WORK TO BE COMPLETED » Retype the full set of records. Keep every character identical.

[AVAILABLE RECORDS]

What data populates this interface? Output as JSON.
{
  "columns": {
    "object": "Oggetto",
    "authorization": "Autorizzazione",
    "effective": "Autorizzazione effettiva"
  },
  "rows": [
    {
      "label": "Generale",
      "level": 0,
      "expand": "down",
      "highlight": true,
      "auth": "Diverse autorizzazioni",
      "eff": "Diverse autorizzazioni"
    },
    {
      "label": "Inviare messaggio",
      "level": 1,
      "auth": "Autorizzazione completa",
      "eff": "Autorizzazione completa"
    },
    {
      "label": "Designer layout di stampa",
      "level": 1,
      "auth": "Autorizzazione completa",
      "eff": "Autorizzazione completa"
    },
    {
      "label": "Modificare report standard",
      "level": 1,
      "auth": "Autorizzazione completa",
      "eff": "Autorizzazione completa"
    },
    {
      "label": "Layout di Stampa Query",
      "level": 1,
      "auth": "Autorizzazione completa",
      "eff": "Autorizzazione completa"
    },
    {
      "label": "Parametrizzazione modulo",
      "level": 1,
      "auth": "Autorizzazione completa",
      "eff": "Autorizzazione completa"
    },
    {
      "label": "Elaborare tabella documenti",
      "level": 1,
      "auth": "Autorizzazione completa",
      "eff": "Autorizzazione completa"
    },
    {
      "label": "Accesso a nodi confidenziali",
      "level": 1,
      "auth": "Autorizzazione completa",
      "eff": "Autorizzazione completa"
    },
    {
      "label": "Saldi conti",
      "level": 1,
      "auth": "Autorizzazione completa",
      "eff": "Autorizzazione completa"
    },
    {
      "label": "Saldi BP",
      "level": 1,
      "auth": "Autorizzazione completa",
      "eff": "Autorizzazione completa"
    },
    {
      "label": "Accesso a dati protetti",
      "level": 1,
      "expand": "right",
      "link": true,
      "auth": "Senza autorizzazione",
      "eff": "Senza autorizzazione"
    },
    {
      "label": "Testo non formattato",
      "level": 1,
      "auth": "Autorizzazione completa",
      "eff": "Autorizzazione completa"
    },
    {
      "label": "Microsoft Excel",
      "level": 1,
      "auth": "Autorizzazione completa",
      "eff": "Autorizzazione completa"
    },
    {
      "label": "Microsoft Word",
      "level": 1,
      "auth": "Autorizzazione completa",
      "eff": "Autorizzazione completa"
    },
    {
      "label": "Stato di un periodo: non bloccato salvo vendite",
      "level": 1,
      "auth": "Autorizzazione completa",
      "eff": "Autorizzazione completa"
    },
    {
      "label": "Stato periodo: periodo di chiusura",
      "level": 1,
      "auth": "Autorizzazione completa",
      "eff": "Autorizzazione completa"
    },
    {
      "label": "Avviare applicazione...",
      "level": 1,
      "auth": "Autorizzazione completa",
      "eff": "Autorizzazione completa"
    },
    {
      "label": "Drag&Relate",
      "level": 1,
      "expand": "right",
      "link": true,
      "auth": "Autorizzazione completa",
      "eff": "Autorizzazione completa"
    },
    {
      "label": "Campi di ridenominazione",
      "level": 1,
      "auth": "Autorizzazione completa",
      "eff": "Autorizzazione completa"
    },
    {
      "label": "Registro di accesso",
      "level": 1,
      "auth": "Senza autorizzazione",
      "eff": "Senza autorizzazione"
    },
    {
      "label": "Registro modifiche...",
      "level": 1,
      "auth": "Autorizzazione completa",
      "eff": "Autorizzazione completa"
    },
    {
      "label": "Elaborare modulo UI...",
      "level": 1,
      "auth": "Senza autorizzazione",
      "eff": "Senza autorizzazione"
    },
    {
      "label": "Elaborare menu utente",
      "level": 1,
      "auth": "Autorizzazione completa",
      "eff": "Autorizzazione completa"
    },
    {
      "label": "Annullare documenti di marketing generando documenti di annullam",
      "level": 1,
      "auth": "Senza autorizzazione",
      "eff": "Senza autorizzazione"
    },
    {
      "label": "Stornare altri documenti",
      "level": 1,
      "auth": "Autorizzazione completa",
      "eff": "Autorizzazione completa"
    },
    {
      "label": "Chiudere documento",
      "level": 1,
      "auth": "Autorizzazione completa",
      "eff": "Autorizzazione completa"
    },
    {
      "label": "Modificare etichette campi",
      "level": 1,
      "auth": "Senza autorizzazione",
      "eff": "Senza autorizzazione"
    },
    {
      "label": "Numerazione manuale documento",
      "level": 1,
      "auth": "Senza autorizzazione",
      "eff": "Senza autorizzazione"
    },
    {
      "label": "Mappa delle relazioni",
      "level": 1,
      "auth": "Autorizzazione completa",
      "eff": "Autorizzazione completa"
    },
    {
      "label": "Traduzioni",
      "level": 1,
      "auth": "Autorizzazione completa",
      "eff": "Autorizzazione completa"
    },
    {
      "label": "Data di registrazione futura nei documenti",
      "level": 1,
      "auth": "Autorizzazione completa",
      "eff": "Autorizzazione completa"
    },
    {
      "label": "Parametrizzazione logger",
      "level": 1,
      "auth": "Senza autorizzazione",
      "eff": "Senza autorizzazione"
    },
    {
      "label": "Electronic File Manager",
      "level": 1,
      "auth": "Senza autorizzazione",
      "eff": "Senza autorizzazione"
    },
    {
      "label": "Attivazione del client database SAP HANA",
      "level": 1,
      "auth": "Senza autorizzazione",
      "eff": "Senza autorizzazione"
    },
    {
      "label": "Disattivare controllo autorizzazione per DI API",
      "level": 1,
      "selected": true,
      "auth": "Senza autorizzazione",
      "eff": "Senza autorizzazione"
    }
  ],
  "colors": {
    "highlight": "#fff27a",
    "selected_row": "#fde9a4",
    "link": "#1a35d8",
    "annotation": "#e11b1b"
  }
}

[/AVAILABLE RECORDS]

RESPONSE »
What data populates this interface? Output as JSON.
{
  "columns": {
    "object": "Oggetto",
    "authorization": "Autorizzazione",
    "effective": "Autorizzazione effettiva"
  },
  "rows": [
    {
      "label": "Generale",
      "level": 0,
      "expand": "down",
      "highlight": true,
      "auth": "Diverse autorizzazioni",
      "eff": "Diverse autorizzazioni"
    },
    {
      "label": "Inviare messaggio",
      "level": 1,
      "auth": "Autorizzazione completa",
      "eff": "Autorizzazione completa"
    },
    {
      "label": "Designer layout di stampa",
      "level": 1,
      "auth": "Autorizzazione completa",
      "eff": "Autorizzazione completa"
    },
    {
      "label": "Modificare report standard",
      "level": 1,
      "auth": "Autorizzazione completa",
      "eff": "Autorizzazione completa"
    },
    {
      "label": "Layout di Stampa Query",
      "level": 1,
      "auth": "Autorizzazione completa",
      "eff": "Autorizzazione completa"
    },
    {
      "label": "Parametrizzazione modulo",
      "level": 1,
      "auth": "Autorizzazione completa",
      "eff": "Autorizzazione completa"
    },
    {
      "label": "Elaborare tabella documenti",
      "level": 1,
      "auth": "Autorizzazione completa",
      "eff": "Autorizzazione completa"
    },
    {
      "label": "Accesso a nodi confidenziali",
      "level": 1,
      "auth": "Autorizzazione completa",
      "eff": "Autorizzazione completa"
    },
    {
      "label": "Saldi conti",
      "level": 1,
      "auth": "Autorizzazione completa",
      "eff": "Autorizzazione completa"
    },
    {
      "label": "Saldi BP",
      "level": 1,
      "auth": "Autorizzazione completa",
      "eff": "Autorizzazione completa"
    },
    {
      "label": "Accesso a dati protetti",
      "level": 1,
      "expand": "right",
      "link": true,
      "auth": "Senza autorizzazione",
      "eff": "Senza autorizzazione"
    },
    {
      "label": "Testo non formattato",
      "level": 1,
      "auth": "Autorizzazione completa",
      "eff": "Autorizzazione completa"
    },
    {
      "label": "Microsoft Excel",
      "level": 1,
      "auth": "Autorizzazione completa",
      "eff": "Autorizzazione completa"
    },
    {
      "label": "Microsoft Word",
      "level": 1,
      "auth": "Autorizzazione completa",
      "eff": "Autorizzazione completa"
    },
    {
      "label": "Stato di un periodo: non bloccato salvo vendite",
      "level": 1,
      "auth": "Autorizzazione completa",
      "eff": "Autorizzazione completa"
    },
    {
      "label": "Stato periodo: periodo di chiusura",
      "level": 1,
      "auth": "Autorizzazione completa",
      "eff": "Autorizzazione completa"
    },
    {
      "label": "Avviare applicazione...",
      "level": 1,
      "auth": "Autorizzazione completa",
      "eff": "Autorizzazione completa"
    },
    {
      "label": "Drag&Relate",
      "level": 1,
      "expand": "right",
      "link": true,
      "auth": "Autorizzazione completa",
      "eff": "Autorizzazione completa"
    },
    {
      "label": "Campi di ridenominazione",
      "level": 1,
      "auth": "Autorizzazione completa",
      "eff": "Autorizzazione completa"
    },
    {
      "label": "Registro di accesso",
      "level": 1,
      "auth": "Senza autorizzazione",
      "eff": "Senza autorizzazione"
    },
    {
      "label": "Registro modifiche...",
      "level": 1,
      "auth": "Autorizzazione completa",
      "eff": "Autorizzazione completa"
    },
    {
      "label": "Elaborare modulo UI...",
      "level": 1,
      "auth": "Senza autorizzazione",
      "eff": "Senza autorizzazione"
    },
    {
      "label": "Elaborare menu utente",
      "level": 1,
      "auth": "Autorizzazione completa",
      "eff": "Autorizzazione completa"
    },
    {
      "label": "Annullare documenti di marketing generando documenti di annullam",
      "level": 1,
      "auth": "Senza autorizzazione",
      "eff": "Senza autorizzazione"
    },
    {
      "label": "Stornare altri documenti",
      "level": 1,
      "auth": "Autorizzazione completa",
      "eff": "Autorizzazione completa"
    },
    {
      "label": "Chiudere documento",
      "level": 1,
      "auth": "Autorizzazione completa",
      "eff": "Autorizzazione completa"
    },
    {
      "label": "Modificare etichette campi",
      "level": 1,
      "auth": "Senza autorizzazione",
      "eff": "Senza autorizzazione"
    },
    {
      "label": "Numerazione manuale documento",
      "level": 1,
      "auth": "Senza autorizzazione",
      "eff": "Senza autorizzazione"
    },
    {
      "label": "Mappa delle relazioni",
      "level": 1,
      "auth": "Autorizzazione completa",
      "eff": "Autorizzazione completa"
    },
    {
      "label": "Traduzioni",
      "level": 1,
      "auth": "Autorizzazione completa",
      "eff": "Autorizzazione completa"
    },
    {
      "label": "Data di registrazione futura nei documenti",
      "level": 1,
      "auth": "Autorizzazione completa",
      "eff": "Autorizzazione completa"
    },
    {
      "label": "Parametrizzazione logger",
      "level": 1,
      "auth": "Senza autorizzazione",
      "eff": "Senza autorizzazione"
    },
    {
      "label": "Electronic File Manager",
      "level": 1,
      "auth": "Senza autorizzazione",
      "eff": "Senza autorizzazione"
    },
    {
      "label": "Attivazione del client database SAP HANA",
      "level": 1,
      "auth": "Senza autorizzazione",
      "eff": "Senza autorizzazione"
    },
    {
      "label": "Disattivare controllo autorizzazione per DI API",
      "level": 1,
      "selected": true,
      "auth": "Senza autorizzazione",
      "eff": "Senza autorizzazione"
    }
  ],
  "colors": {
    "highlight": "#fff27a",
    "selected_row": "#fde9a4",
    "link": "#1a35d8",
    "annotation": "#e11b1b"
  }
}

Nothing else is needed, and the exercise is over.